• _ASSIGNED TASK_: Here are the records. Print them all exactly.

--- MATERIAL FOR THIS EXERCISE Enclosed Below ---

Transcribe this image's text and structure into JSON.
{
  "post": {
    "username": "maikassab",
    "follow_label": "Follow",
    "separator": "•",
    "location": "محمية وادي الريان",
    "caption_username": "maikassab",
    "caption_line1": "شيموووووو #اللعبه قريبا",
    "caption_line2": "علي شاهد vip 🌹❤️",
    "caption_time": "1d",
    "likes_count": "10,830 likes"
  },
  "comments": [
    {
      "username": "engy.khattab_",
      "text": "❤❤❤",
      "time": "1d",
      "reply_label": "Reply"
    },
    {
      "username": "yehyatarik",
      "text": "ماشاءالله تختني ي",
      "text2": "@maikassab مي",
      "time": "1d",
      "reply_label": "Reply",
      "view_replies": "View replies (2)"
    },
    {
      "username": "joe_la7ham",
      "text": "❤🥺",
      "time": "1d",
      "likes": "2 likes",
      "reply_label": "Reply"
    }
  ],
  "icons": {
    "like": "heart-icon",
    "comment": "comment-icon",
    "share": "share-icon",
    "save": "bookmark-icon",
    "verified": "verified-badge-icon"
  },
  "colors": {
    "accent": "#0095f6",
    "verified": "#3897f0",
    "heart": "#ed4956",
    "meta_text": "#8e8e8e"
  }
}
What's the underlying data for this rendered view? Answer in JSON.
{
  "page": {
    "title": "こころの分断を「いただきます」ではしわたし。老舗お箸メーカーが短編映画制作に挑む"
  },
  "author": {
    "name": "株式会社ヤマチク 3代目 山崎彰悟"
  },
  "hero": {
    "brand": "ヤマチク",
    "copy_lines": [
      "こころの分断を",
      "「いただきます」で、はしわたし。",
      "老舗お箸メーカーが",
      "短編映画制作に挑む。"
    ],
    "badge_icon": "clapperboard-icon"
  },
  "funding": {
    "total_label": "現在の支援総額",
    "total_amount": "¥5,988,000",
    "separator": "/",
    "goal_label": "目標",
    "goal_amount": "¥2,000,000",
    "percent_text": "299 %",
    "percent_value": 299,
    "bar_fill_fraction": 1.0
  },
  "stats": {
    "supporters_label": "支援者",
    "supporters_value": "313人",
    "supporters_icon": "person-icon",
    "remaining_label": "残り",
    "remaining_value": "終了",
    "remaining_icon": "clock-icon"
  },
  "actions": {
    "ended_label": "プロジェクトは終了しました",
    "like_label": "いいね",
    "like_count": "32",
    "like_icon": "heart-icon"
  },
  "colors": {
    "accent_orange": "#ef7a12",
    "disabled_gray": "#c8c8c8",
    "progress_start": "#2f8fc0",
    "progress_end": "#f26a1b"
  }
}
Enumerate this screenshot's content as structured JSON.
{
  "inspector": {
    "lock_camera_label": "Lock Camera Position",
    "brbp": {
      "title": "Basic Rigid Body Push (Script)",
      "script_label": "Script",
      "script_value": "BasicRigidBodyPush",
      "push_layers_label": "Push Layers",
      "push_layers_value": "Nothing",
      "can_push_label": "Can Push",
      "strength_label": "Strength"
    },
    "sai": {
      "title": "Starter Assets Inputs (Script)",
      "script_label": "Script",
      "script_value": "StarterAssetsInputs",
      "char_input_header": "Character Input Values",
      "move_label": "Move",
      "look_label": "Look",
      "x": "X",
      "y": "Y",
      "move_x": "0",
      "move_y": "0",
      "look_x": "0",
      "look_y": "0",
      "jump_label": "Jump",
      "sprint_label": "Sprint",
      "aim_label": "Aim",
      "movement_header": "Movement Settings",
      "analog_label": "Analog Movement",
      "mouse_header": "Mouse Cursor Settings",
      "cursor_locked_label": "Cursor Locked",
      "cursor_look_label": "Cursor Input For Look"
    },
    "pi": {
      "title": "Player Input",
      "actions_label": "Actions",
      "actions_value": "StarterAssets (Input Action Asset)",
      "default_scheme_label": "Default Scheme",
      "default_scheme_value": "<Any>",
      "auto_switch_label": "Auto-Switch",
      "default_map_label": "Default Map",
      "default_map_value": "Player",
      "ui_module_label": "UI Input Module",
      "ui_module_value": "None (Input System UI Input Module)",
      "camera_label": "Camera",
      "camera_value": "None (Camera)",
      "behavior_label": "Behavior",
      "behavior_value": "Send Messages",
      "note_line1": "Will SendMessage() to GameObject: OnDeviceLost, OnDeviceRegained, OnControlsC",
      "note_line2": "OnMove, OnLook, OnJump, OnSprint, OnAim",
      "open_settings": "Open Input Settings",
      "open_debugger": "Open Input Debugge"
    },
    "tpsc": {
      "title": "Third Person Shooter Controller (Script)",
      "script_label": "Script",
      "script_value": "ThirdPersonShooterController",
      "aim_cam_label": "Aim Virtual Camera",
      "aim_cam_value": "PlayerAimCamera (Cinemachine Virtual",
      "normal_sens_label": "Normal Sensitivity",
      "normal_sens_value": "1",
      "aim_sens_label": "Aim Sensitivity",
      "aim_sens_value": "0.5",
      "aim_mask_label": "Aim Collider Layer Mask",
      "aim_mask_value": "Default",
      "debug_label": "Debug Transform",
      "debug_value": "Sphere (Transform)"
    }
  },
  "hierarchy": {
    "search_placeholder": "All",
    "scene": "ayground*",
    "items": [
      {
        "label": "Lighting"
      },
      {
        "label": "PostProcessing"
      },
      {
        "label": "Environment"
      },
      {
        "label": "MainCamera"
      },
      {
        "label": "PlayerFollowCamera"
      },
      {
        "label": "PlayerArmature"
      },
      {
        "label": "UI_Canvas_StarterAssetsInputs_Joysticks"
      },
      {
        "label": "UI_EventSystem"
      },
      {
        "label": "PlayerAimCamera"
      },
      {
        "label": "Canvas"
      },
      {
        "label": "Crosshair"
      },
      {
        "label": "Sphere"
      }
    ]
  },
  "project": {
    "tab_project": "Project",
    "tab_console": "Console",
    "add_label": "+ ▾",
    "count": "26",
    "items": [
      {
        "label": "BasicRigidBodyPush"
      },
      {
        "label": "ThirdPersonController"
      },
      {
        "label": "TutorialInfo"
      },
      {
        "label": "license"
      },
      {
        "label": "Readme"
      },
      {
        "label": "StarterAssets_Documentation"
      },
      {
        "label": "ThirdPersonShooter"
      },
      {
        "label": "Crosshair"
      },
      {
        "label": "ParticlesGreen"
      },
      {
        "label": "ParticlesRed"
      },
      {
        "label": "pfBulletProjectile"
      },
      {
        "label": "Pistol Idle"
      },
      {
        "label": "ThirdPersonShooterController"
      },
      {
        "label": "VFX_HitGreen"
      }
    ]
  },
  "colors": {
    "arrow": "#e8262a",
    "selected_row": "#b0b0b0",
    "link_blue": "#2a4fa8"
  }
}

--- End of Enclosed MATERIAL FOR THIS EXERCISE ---

• _OUTPUT BELOW_:
Transcribe this image's text and structure into JSON.
{
  "post": {
    "username": "maikassab",
    "follow_label": "Follow",
    "separator": "•",
    "location": "محمية وادي الريان",
    "caption_username": "maikassab",
    "caption_line1": "شيموووووو #اللعبه قريبا",
    "caption_line2": "علي شاهد vip 🌹❤️",
    "caption_time": "1d",
    "likes_count": "10,830 likes"
  },
  "comments": [
    {
      "username": "engy.khattab_",
      "text": "❤❤❤",
      "time": "1d",
      "reply_label": "Reply"
    },
    {
      "username": "yehyatarik",
      "text": "ماشاءالله تختني ي",
      "text2": "@maikassab مي",
      "time": "1d",
      "reply_label": "Reply",
      "view_replies": "View replies (2)"
    },
    {
      "username": "joe_la7ham",
      "text": "❤🥺",
      "time": "1d",
      "likes": "2 likes",
      "reply_label": "Reply"
    }
  ],
  "icons": {
    "like": "heart-icon",
    "comment": "comment-icon",
    "share": "share-icon",
    "save": "bookmark-icon",
    "verified": "verified-badge-icon"
  },
  "colors": {
    "accent": "#0095f6",
    "verified": "#3897f0",
    "heart": "#ed4956",
    "meta_text": "#8e8e8e"
  }
}
What's the underlying data for this rendered view? Answer in JSON.
{
  "page": {
    "title": "こころの分断を「いただきます」ではしわたし。老舗お箸メーカーが短編映画制作に挑む"
  },
  "author": {
    "name": "株式会社ヤマチク 3代目 山崎彰悟"
  },
  "hero": {
    "brand": "ヤマチク",
    "copy_lines": [
      "こころの分断を",
      "「いただきます」で、はしわたし。",
      "老舗お箸メーカーが",
      "短編映画制作に挑む。"
    ],
    "badge_icon": "clapperboard-icon"
  },
  "funding": {
    "total_label": "現在の支援総額",
    "total_amount": "¥5,988,000",
    "separator": "/",
    "goal_label": "目標",
    "goal_amount": "¥2,000,000",
    "percent_text": "299 %",
    "percent_value": 299,
    "bar_fill_fraction": 1.0
  },
  "stats": {
    "supporters_label": "支援者",
    "supporters_value": "313人",
    "supporters_icon": "person-icon",
    "remaining_label": "残り",
    "remaining_value": "終了",
    "remaining_icon": "clock-icon"
  },
  "actions": {
    "ended_label": "プロジェクトは終了しました",
    "like_label": "いいね",
    "like_count": "32",
    "like_icon": "heart-icon"
  },
  "colors": {
    "accent_orange": "#ef7a12",
    "disabled_gray": "#c8c8c8",
    "progress_start": "#2f8fc0",
    "progress_end": "#f26a1b"
  }
}
Enumerate this screenshot's content as structured JSON.
{
  "inspector": {
    "lock_camera_label": "Lock Camera Position",
    "brbp": {
      "title": "Basic Rigid Body Push (Script)",
      "script_label": "Script",
      "script_value": "BasicRigidBodyPush",
      "push_layers_label": "Push Layers",
      "push_layers_value": "Nothing",
      "can_push_label": "Can Push",
      "strength_label": "Strength"
    },
    "sai": {
      "title": "Starter Assets Inputs (Script)",
      "script_label": "Script",
      "script_value": "StarterAssetsInputs",
      "char_input_header": "Character Input Values",
      "move_label": "Move",
      "look_label": "Look",
      "x": "X",
      "y": "Y",
      "move_x": "0",
      "move_y": "0",
      "look_x": "0",
      "look_y": "0",
      "jump_label": "Jump",
      "sprint_label": "Sprint",
      "aim_label": "Aim",
      "movement_header": "Movement Settings",
      "analog_label": "Analog Movement",
      "mouse_header": "Mouse Cursor Settings",
      "cursor_locked_label": "Cursor Locked",
      "cursor_look_label": "Cursor Input For Look"
    },
    "pi": {
      "title": "Player Input",
      "actions_label": "Actions",
      "actions_value": "StarterAssets (Input Action Asset)",
      "default_scheme_label": "Default Scheme",
      "default_scheme_value": "<Any>",
      "auto_switch_label": "Auto-Switch",
      "default_map_label": "Default Map",
      "default_map_value": "Player",
      "ui_module_label": "UI Input Module",
      "ui_module_value": "None (Input System UI Input Module)",
      "camera_label": "Camera",
      "camera_value": "None (Camera)",
      "behavior_label": "Behavior",
      "behavior_value": "Send Messages",
      "note_line1": "Will SendMessage() to GameObject: OnDeviceLost, OnDeviceRegained, OnControlsC",
      "note_line2": "OnMove, OnLook, OnJump, OnSprint, OnAim",
      "open_settings": "Open Input Settings",
      "open_debugger": "Open Input Debugge"
    },
    "tpsc": {
      "title": "Third Person Shooter Controller (Script)",
      "script_label": "Script",
      "script_value": "ThirdPersonShooterController",
      "aim_cam_label": "Aim Virtual Camera",
      "aim_cam_value": "PlayerAimCamera (Cinemachine Virtual",
      "normal_sens_label": "Normal Sensitivity",
      "normal_sens_value": "1",
      "aim_sens_label": "Aim Sensitivity",
      "aim_sens_value": "0.5",
      "aim_mask_label": "Aim Collider Layer Mask",
      "aim_mask_value": "Default",
      "debug_label": "Debug Transform",
      "debug_value": "Sphere (Transform)"
    }
  },
  "hierarchy": {
    "search_placeholder": "All",
    "scene": "ayground*",
    "items": [
      {
        "label": "Lighting"
      },
      {
        "label": "PostProcessing"
      },
      {
        "label": "Environment"
      },
      {
        "label": "MainCamera"
      },
      {
        "label": "PlayerFollowCamera"
      },
      {
        "label": "PlayerArmature"
      },
      {
        "label": "UI_Canvas_StarterAssetsInputs_Joysticks"
      },
      {
        "label": "UI_EventSystem"
      },
      {
        "label": "PlayerAimCamera"
      },
      {
        "label": "Canvas"
      },
      {
        "label": "Crosshair"
      },
      {
        "label": "Sphere"
      }
    ]
  },
  "project": {
    "tab_project": "Project",
    "tab_console": "Console",
    "add_label": "+ ▾",
    "count": "26",
    "items": [
      {
        "label": "BasicRigidBodyPush"
      },
      {
        "label": "ThirdPersonController"
      },
      {
        "label": "TutorialInfo"
      },
      {
        "label": "license"
      },
      {
        "label": "Readme"
      },
      {
        "label": "StarterAssets_Documentation"
      },
      {
        "label": "ThirdPersonShooter"
      },
      {
        "label": "Crosshair"
      },
      {
        "label": "ParticlesGreen"
      },
      {
        "label": "ParticlesRed"
      },
      {
        "label": "pfBulletProjectile"
      },
      {
        "label": "Pistol Idle"
      },
      {
        "label": "ThirdPersonShooterController"
      },
      {
        "label": "VFX_HitGreen"
      }
    ]
  },
  "colors": {
    "arrow": "#e8262a",
    "selected_row": "#b0b0b0",
    "link_blue": "#2a4fa8"
  }
}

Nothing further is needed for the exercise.